═════ Source information

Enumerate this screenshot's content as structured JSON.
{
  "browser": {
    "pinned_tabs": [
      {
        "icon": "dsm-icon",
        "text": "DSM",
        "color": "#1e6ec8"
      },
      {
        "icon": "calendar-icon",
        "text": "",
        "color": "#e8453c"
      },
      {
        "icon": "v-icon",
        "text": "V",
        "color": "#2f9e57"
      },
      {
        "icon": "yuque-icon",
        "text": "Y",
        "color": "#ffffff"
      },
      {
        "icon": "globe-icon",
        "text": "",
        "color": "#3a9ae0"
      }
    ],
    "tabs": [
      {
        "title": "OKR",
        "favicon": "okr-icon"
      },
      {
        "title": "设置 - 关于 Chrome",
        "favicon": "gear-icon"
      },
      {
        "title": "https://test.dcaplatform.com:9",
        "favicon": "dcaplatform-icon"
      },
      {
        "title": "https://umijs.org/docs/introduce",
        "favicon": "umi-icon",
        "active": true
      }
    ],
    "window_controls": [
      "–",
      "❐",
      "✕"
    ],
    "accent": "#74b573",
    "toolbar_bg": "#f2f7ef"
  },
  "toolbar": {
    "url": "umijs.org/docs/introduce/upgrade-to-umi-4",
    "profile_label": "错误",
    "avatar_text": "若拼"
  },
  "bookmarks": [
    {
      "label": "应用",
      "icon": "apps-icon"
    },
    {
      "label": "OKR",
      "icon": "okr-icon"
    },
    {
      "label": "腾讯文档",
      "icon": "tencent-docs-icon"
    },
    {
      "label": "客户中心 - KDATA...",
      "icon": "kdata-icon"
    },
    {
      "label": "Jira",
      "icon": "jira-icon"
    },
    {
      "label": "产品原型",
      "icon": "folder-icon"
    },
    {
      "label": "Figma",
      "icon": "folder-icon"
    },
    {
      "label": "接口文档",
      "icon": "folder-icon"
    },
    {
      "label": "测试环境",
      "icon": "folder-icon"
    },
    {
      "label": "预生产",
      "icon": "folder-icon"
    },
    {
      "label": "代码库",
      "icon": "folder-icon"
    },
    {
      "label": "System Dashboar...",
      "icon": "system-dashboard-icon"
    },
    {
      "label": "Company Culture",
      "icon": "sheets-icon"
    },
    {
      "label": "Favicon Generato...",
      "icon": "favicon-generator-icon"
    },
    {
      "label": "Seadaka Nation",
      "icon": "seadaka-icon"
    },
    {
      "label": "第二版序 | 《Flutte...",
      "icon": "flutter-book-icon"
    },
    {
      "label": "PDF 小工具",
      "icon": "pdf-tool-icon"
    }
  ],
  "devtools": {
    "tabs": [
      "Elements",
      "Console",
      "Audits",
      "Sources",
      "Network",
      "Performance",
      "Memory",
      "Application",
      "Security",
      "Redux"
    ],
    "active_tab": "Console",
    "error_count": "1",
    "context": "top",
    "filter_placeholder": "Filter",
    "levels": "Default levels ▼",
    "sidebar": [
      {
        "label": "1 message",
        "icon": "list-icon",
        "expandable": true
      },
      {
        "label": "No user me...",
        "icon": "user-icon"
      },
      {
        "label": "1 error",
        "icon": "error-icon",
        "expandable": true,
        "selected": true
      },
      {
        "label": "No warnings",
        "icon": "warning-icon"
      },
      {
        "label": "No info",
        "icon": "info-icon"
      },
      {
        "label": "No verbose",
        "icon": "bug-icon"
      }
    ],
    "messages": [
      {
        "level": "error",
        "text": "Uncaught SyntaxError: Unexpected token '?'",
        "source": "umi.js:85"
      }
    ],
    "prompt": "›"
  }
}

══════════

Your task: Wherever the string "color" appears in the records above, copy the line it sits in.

The completed task:
        "color": "#1e6ec8"
        "color": "#e8453c"
        "color": "#2f9e57"
        "color": "#ffffff"
        "color": "#3a9ae0"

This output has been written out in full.